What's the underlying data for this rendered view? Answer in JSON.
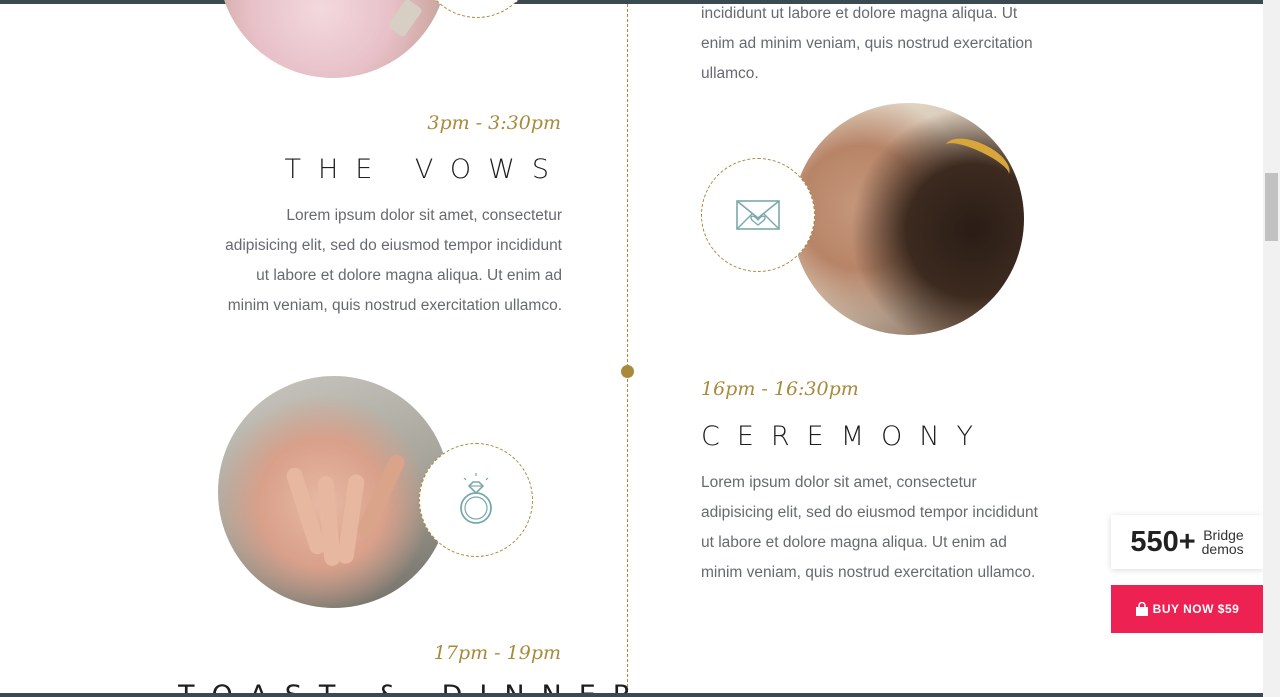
{
  "events": [
    {
      "time": "3pm - 3:30pm",
      "title": "THE VOWS",
      "text": "Lorem ipsum dolor sit amet, consectetur adipisicing elit, sed do eiusmod tempor incididunt ut labore et dolore magna aliqua. Ut enim ad minim veniam, quis nostrud exercitation ullamco."
    },
    {
      "time": "16pm - 16:30pm",
      "title": "CEREMONY",
      "text": "Lorem ipsum dolor sit amet, consectetur adipisicing elit, sed do eiusmod tempor incididunt ut labore et dolore magna aliqua. Ut enim ad minim veniam, quis nostrud exercitation ullamco."
    },
    {
      "time": "17pm - 19pm",
      "title": "TOAST & DINNER"
    }
  ],
  "top_right_text": "incididunt ut labore et dolore magna aliqua. Ut enim ad minim veniam, quis nostrud exercitation ullamco.",
  "promo": {
    "demos_count": "550+",
    "demos_label_1": "Bridge",
    "demos_label_2": "demos",
    "buy_label": "BUY NOW $59"
  },
  "colors": {
    "accent": "#a88a3a",
    "icon_teal": "#7aa9ac",
    "buy_button": "#ee2252"
  },
  "icons": [
    "envelope-heart-icon",
    "ring-icon",
    "shopping-bag-icon"
  ]
}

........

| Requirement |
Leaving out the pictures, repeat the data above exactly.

| Answer for the task |
What's the underlying data for this rendered view? Answer in JSON.
{
  "events": [
    {
      "time": "3pm - 3:30pm",
      "title": "THE VOWS",
      "text": "Lorem ipsum dolor sit amet, consectetur adipisicing elit, sed do eiusmod tempor incididunt ut labore et dolore magna aliqua. Ut enim ad minim veniam, quis nostrud exercitation ullamco."
    },
    {
      "time": "16pm - 16:30pm",
      "title": "CEREMONY",
      "text": "Lorem ipsum dolor sit amet, consectetur adipisicing elit, sed do eiusmod tempor incididunt ut labore et dolore magna aliqua. Ut enim ad minim veniam, quis nostrud exercitation ullamco."
    },
    {
      "time": "17pm - 19pm",
      "title": "TOAST & DINNER"
    }
  ],
  "top_right_text": "incididunt ut labore et dolore magna aliqua. Ut enim ad minim veniam, quis nostrud exercitation ullamco.",
  "promo": {
    "demos_count": "550+",
    "demos_label_1": "Bridge",
    "demos_label_2": "demos",
    "buy_label": "BUY NOW $59"
  },
  "colors": {
    "accent": "#a88a3a",
    "icon_teal": "#7aa9ac",
    "buy_button": "#ee2252"
  },
  "icons": [
    "envelope-heart-icon",
    "ring-icon",
    "shopping-bag-icon"
  ]
}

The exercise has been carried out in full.